=== What is being asked ===
Lines in the entries below where the word "Please" shows up should each be copied.

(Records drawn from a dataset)
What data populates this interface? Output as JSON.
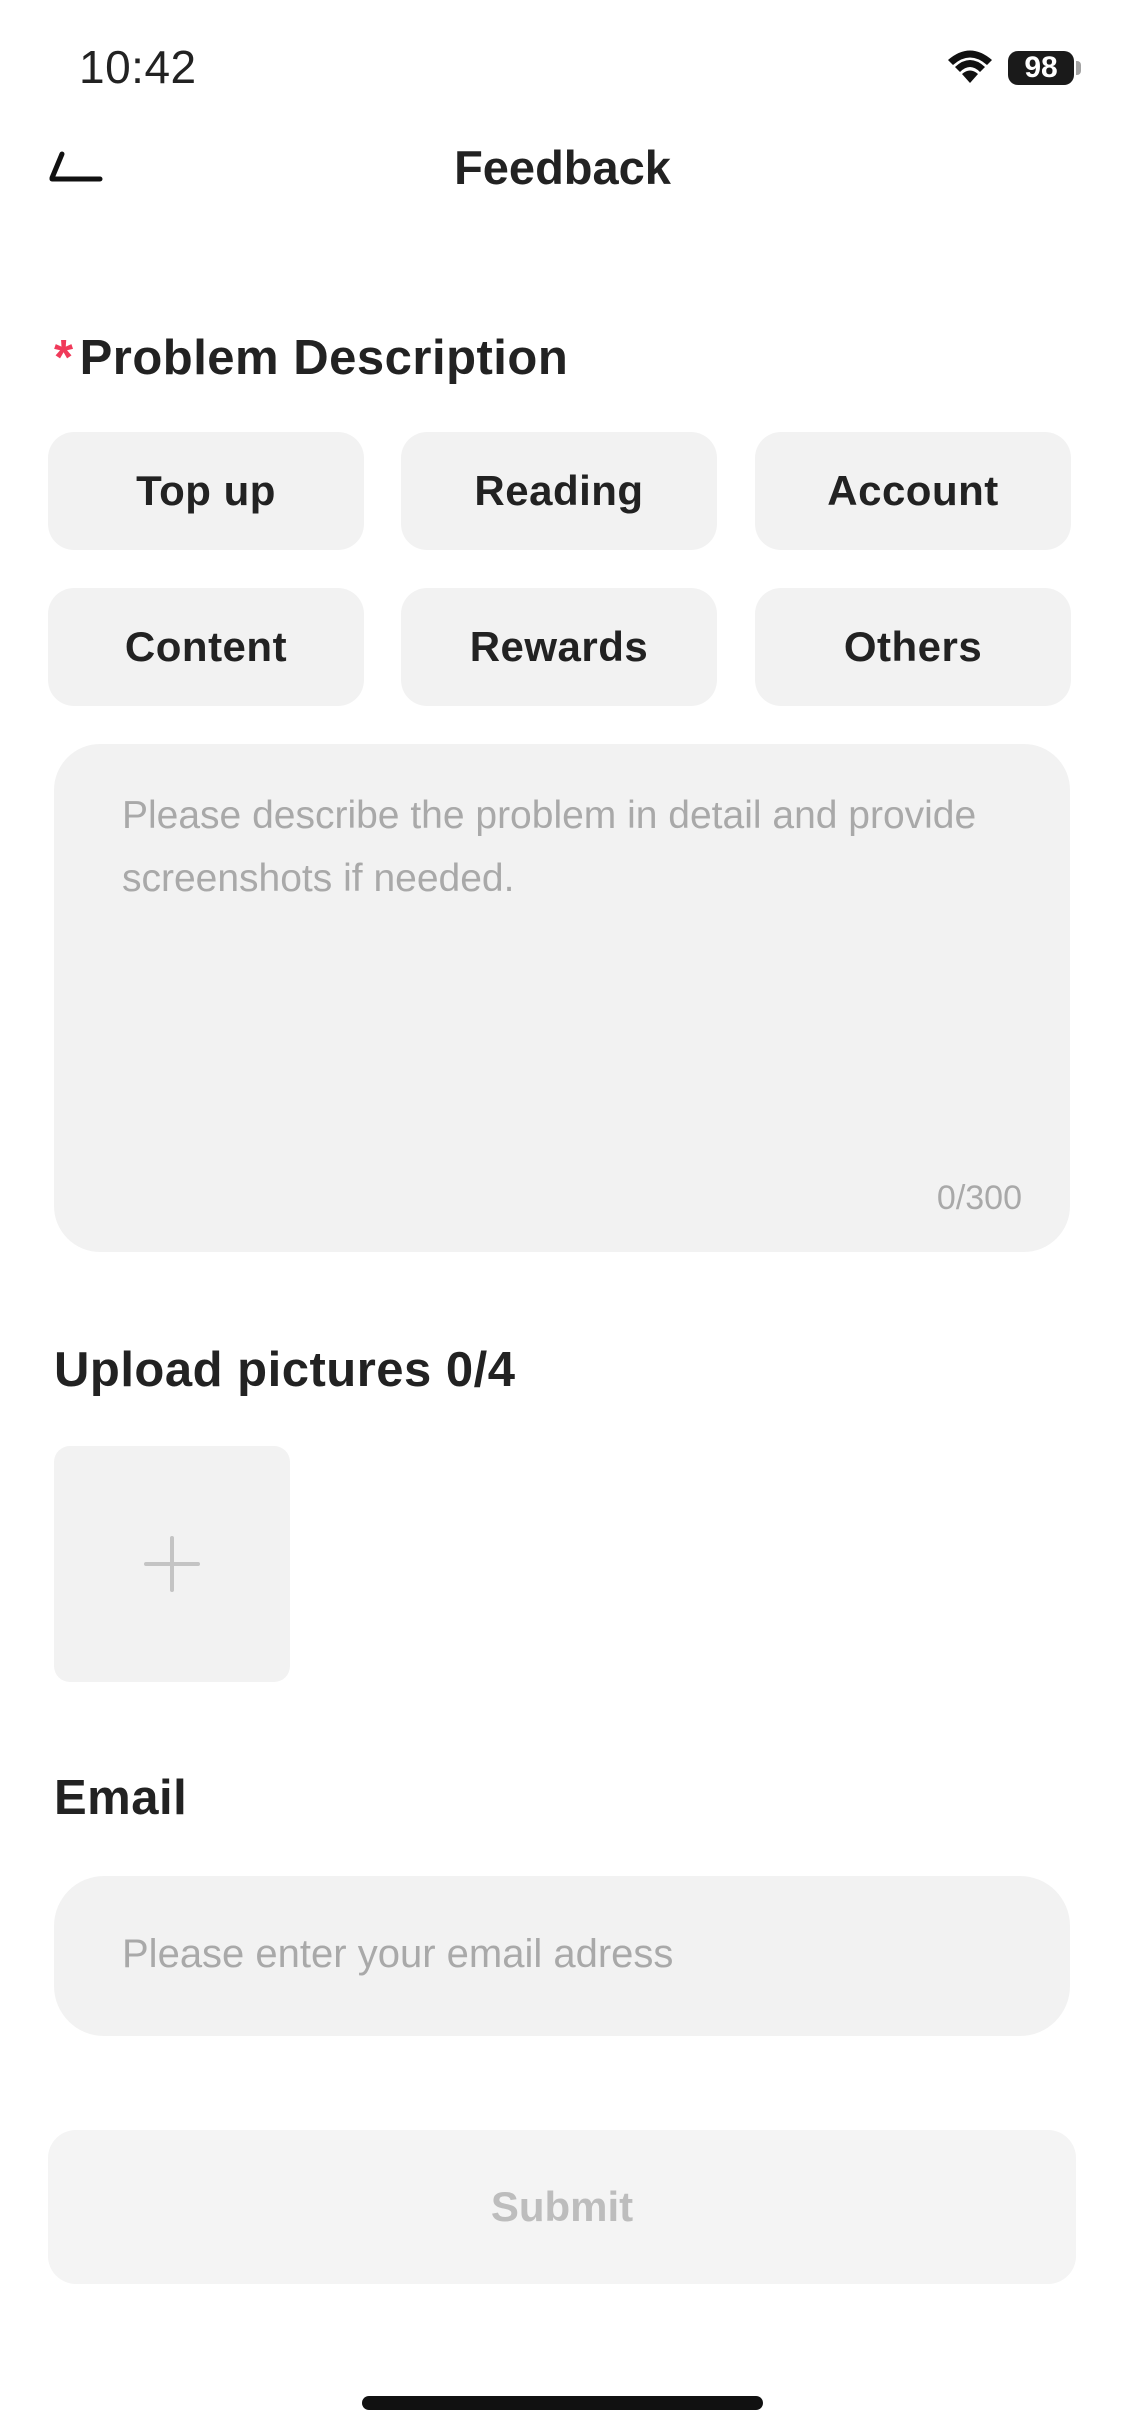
{
  "status_bar": {
    "time": "10:42",
    "battery": "98",
    "icons": [
      "wifi-icon",
      "battery-icon"
    ]
  },
  "nav": {
    "title": "Feedback",
    "back_icon": "back-arrow-icon"
  },
  "problem": {
    "required_mark": "*",
    "title": "Problem Description",
    "categories": [
      "Top up",
      "Reading",
      "Account",
      "Content",
      "Rewards",
      "Others"
    ],
    "description_placeholder": "Please describe the problem in detail and provide screenshots if needed.",
    "counter": "0/300"
  },
  "upload": {
    "title": "Upload pictures 0/4",
    "add_icon": "plus-icon"
  },
  "email": {
    "title": "Email",
    "placeholder": "Please enter your email adress"
  },
  "submit": {
    "label": "Submit"
  },
  "colors": {
    "accent_required": "#f03a5a",
    "field_background": "#f2f2f2",
    "placeholder_text": "#a9a9a9",
    "disabled_text": "#bdbdbd"
  }
}
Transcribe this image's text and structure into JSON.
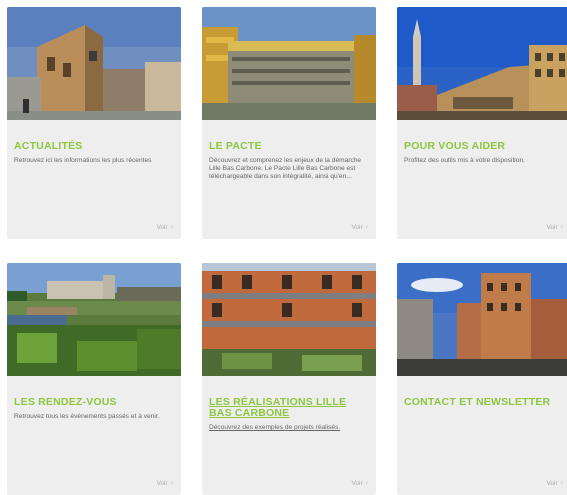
{
  "cards": [
    {
      "title": "ACTUALITÉS",
      "desc": "Retrouvez ici les informations les plus récentes",
      "more": "Voir",
      "arrow": "›"
    },
    {
      "title": "LE PACTE",
      "desc": "Découvrez et comprenez les enjeux de la démarche Lille Bas Carbone. Le Pacte Lille Bas Carbone est téléchargeable dans son intégralité, ainsi qu'en...",
      "more": "Voir",
      "arrow": "›"
    },
    {
      "title": "POUR VOUS AIDER",
      "desc": "Profitez des outils mis à votre disposition.",
      "more": "Voir",
      "arrow": "›"
    },
    {
      "title": "LES RENDEZ-VOUS",
      "desc": "Retrouvez tous les événements passés et à venir.",
      "more": "Voir",
      "arrow": "›"
    },
    {
      "title": "LES RÉALISATIONS LILLE BAS CARBONE",
      "desc": "Découvrez des exemples de projets réalisés.",
      "more": "Voir",
      "arrow": "›"
    },
    {
      "title": "CONTACT ET NEWSLETTER",
      "desc": "",
      "more": "Voir",
      "arrow": "›"
    }
  ]
}
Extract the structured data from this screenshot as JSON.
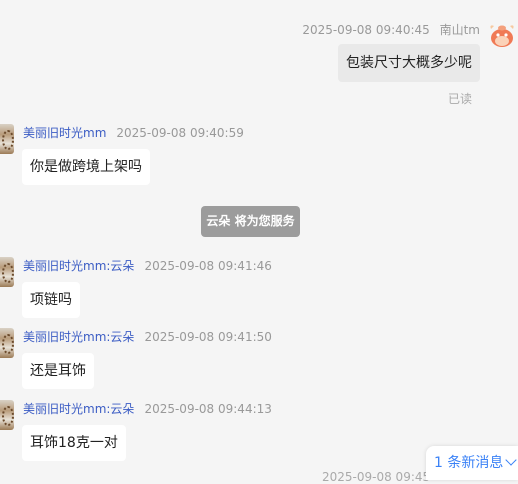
{
  "self": {
    "timestamp": "2025-09-08 09:40:45",
    "name": "南山tm",
    "message": "包装尺寸大概多少呢",
    "read_status": "已读"
  },
  "messages": [
    {
      "sender": "美丽旧时光mm",
      "timestamp": "2025-09-08 09:40:59",
      "text": "你是做跨境上架吗"
    },
    {
      "sender": "美丽旧时光mm:云朵",
      "timestamp": "2025-09-08 09:41:46",
      "text": "项链吗"
    },
    {
      "sender": "美丽旧时光mm:云朵",
      "timestamp": "2025-09-08 09:41:50",
      "text": "还是耳饰"
    },
    {
      "sender": "美丽旧时光mm:云朵",
      "timestamp": "2025-09-08 09:44:13",
      "text": "耳饰18克一对"
    }
  ],
  "system_notice": "云朵 将为您服务",
  "new_messages_label": "1 条新消息",
  "next_timestamp_peek": "2025-09-08 09:45",
  "colors": {
    "name": "#3b5cc4",
    "link": "#3b82f6",
    "background": "#f5f5f5"
  }
}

=== Exercise solution ===
    "description_placeholder": "Please describe the problem in detail and provide screenshots if needed.",
    "placeholder": "Please enter your email adress"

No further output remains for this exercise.